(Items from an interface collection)
* * * * * * * * *
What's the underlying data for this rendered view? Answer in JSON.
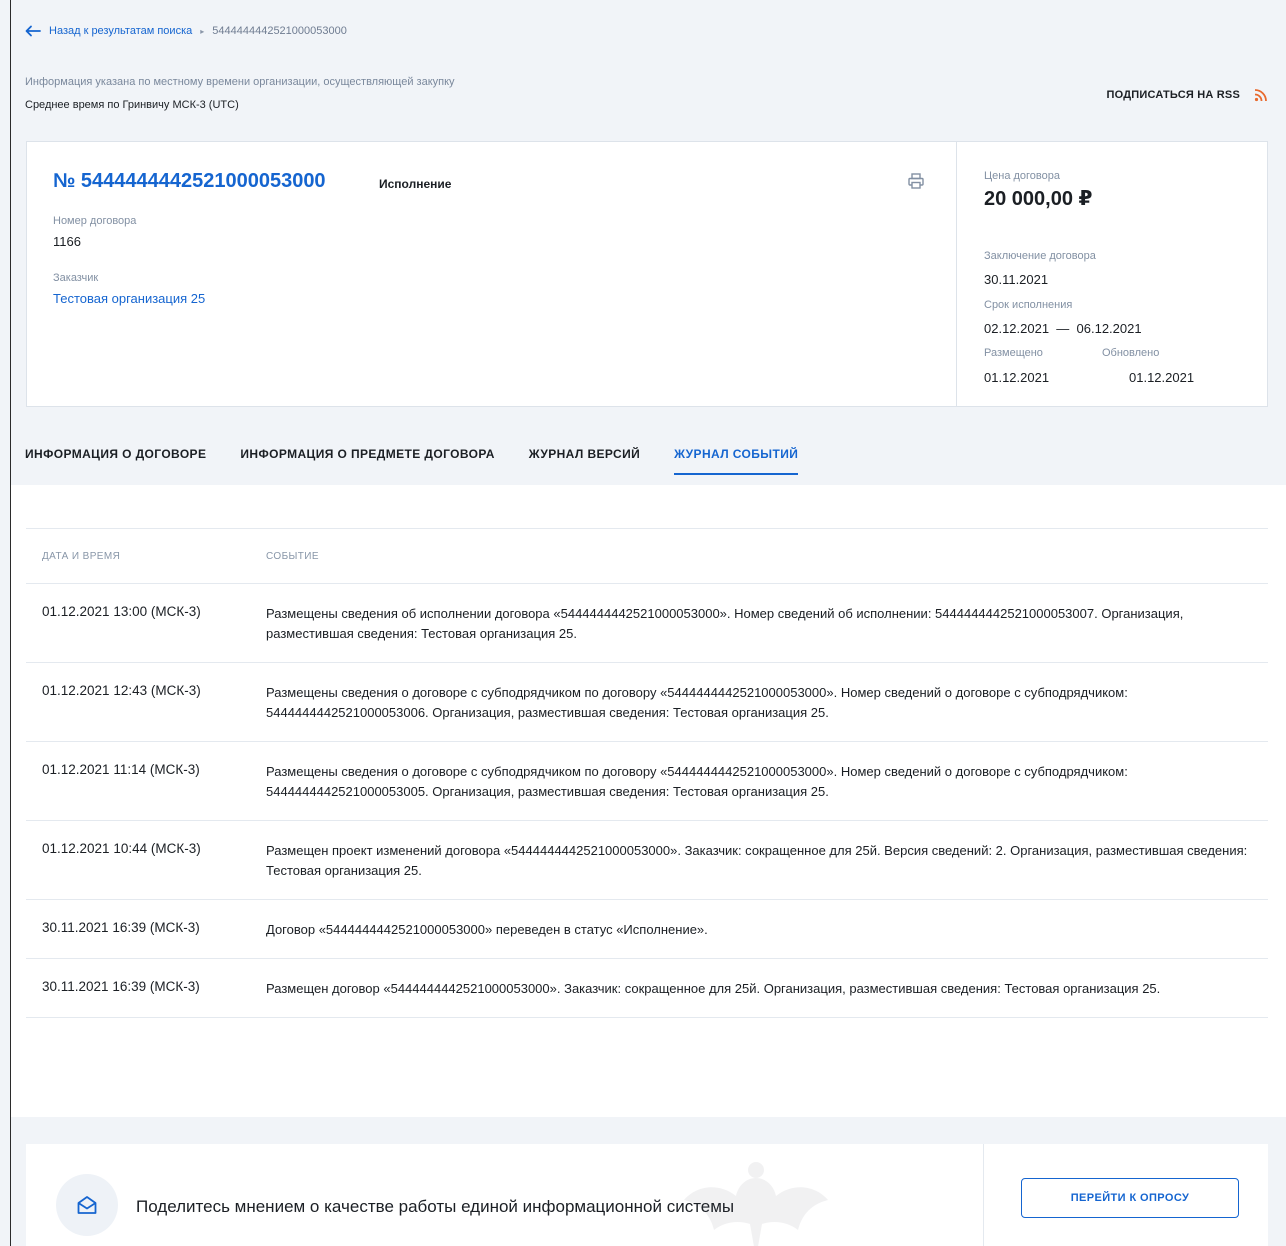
{
  "breadcrumb": {
    "back_label": "Назад к результатам поиска",
    "separator": "▸",
    "current": "5444444442521000053000"
  },
  "timezone": {
    "note": "Информация указана по местному времени организации, осуществляющей закупку",
    "value": "Среднее время по Гринвичу МСК-3 (UTC)"
  },
  "rss": {
    "label": "ПОДПИСАТЬСЯ НА RSS",
    "icon": "rss-icon",
    "color": "#e8692d"
  },
  "contract": {
    "number": "№ 5444444442521000053000",
    "status": "Исполнение",
    "contract_number_label": "Номер договора",
    "contract_number": "1166",
    "customer_label": "Заказчик",
    "customer": "Тестовая организация 25",
    "print_icon": "printer-icon"
  },
  "summary": {
    "price_label": "Цена договора",
    "price": "20 000,00 ₽",
    "conclusion_label": "Заключение договора",
    "conclusion_date": "30.11.2021",
    "term_label": "Срок исполнения",
    "term": "02.12.2021  —  06.12.2021",
    "placed_label": "Размещено",
    "placed": "01.12.2021",
    "updated_label": "Обновлено",
    "updated": "01.12.2021"
  },
  "tabs": [
    {
      "label": "ИНФОРМАЦИЯ О ДОГОВОРЕ",
      "active": false
    },
    {
      "label": "ИНФОРМАЦИЯ О ПРЕДМЕТЕ ДОГОВОРА",
      "active": false
    },
    {
      "label": "ЖУРНАЛ ВЕРСИЙ",
      "active": false
    },
    {
      "label": "ЖУРНАЛ СОБЫТИЙ",
      "active": true
    }
  ],
  "events": {
    "headers": {
      "date": "ДАТА И ВРЕМЯ",
      "event": "СОБЫТИЕ"
    },
    "rows": [
      {
        "date": "01.12.2021 13:00 (МСК-3)",
        "text": "Размещены сведения об исполнении договора «5444444442521000053000». Номер сведений об исполнении: 5444444442521000053007. Организация, разместившая сведения: Тестовая организация 25."
      },
      {
        "date": "01.12.2021 12:43 (МСК-3)",
        "text": "Размещены сведения о договоре с субподрядчиком по договору «5444444442521000053000». Номер сведений о договоре с субподрядчиком: 5444444442521000053006. Организация, разместившая сведения: Тестовая организация 25."
      },
      {
        "date": "01.12.2021 11:14 (МСК-3)",
        "text": "Размещены сведения о договоре с субподрядчиком по договору «5444444442521000053000». Номер сведений о договоре с субподрядчиком: 5444444442521000053005. Организация, разместившая сведения: Тестовая организация 25."
      },
      {
        "date": "01.12.2021 10:44 (МСК-3)",
        "text": "Размещен проект изменений договора «5444444442521000053000». Заказчик: сокращенное для 25й. Версия сведений: 2. Организация, разместившая сведения: Тестовая организация 25."
      },
      {
        "date": "30.11.2021 16:39 (МСК-3)",
        "text": "Договор «5444444442521000053000» переведен в статус «Исполнение»."
      },
      {
        "date": "30.11.2021 16:39 (МСК-3)",
        "text": "Размещен договор «5444444442521000053000». Заказчик: сокращенное для 25й. Организация, разместившая сведения: Тестовая организация 25."
      }
    ]
  },
  "feedback": {
    "icon": "envelope-icon",
    "text": "Поделитесь мнением о качестве работы единой информационной системы",
    "button": "ПЕРЕЙТИ К ОПРОСУ"
  },
  "colors": {
    "accent": "#1565d0",
    "background": "#f1f4f8",
    "rss": "#e8692d"
  }
}
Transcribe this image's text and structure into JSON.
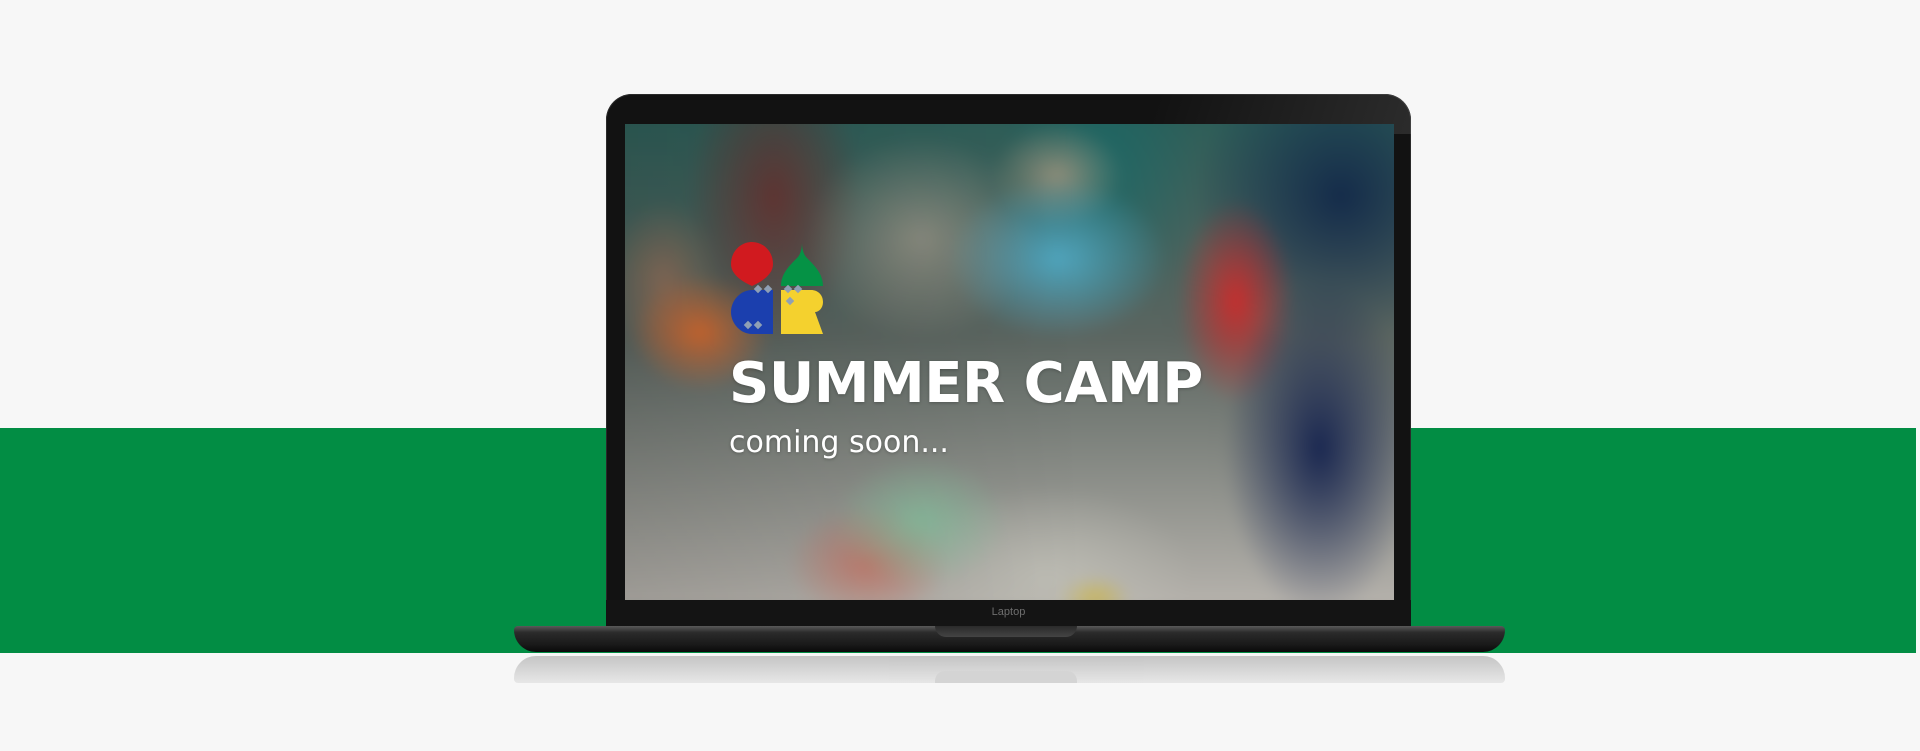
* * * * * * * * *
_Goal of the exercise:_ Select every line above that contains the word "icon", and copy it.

_Answer:_
    "icon": "rss-icon",
    "print_icon": "printer-icon"
    "icon": "envelope-icon",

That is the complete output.